WHAT YOU HAVE TO DO
Go over the records and copy every line with the string "title".

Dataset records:
================================

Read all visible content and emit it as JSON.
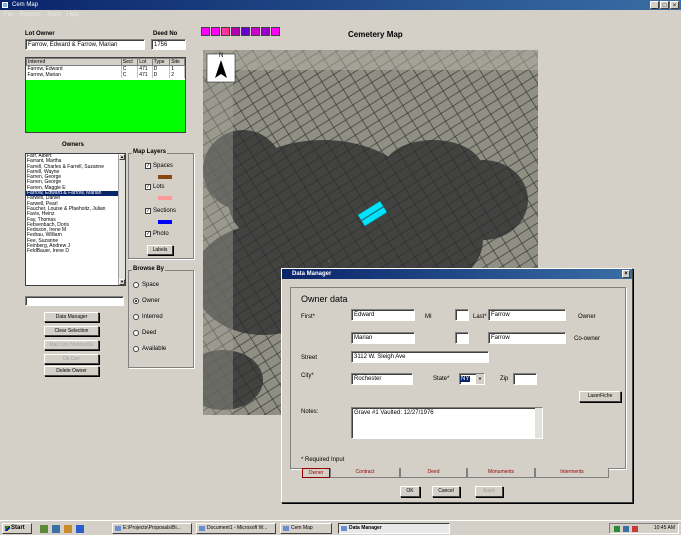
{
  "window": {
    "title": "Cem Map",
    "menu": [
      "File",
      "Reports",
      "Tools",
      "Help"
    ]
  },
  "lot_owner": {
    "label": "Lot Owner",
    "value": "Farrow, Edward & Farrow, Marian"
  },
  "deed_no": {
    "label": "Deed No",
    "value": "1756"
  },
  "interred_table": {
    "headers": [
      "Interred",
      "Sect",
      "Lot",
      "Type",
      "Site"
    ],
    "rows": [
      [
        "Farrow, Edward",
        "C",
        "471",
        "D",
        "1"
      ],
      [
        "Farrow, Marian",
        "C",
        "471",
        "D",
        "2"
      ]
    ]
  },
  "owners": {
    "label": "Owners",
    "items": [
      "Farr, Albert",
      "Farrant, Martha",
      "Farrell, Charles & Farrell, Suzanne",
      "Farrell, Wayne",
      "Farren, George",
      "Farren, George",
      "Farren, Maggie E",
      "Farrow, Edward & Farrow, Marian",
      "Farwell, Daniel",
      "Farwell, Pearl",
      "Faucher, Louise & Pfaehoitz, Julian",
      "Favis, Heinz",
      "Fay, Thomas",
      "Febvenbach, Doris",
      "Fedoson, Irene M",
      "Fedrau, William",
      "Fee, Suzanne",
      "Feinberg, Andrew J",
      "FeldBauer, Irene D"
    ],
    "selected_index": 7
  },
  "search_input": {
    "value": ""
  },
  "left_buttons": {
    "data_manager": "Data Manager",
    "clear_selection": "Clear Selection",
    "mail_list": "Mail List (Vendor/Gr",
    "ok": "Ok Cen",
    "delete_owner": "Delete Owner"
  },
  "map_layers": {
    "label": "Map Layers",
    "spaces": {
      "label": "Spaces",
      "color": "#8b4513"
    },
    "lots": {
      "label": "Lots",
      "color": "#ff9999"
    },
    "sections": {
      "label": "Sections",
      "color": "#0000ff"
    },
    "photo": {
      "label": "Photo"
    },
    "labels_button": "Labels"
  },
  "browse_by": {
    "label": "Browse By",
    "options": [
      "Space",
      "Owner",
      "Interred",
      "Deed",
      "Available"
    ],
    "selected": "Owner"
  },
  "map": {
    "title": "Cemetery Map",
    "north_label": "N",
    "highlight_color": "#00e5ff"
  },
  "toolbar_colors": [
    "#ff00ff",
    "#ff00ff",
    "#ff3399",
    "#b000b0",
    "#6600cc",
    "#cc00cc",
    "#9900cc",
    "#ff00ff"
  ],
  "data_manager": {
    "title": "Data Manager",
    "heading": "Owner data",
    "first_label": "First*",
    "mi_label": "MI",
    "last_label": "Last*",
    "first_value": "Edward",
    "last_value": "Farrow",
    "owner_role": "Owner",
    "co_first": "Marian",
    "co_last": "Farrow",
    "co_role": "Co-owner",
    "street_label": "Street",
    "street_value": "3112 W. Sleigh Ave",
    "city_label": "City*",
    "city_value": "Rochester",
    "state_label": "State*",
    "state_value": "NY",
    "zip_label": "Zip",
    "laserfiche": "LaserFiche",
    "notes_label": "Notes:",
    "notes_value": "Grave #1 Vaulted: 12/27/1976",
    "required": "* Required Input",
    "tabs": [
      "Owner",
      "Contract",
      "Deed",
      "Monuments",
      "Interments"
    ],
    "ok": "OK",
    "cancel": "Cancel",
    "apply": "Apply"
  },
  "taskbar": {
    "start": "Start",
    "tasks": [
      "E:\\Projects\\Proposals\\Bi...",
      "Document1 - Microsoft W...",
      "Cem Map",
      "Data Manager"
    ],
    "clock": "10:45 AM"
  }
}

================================

WRITTEN ANSWER
    "title": "Cem Map",
    "title": "Cemetery Map",
    "title": "Data Manager",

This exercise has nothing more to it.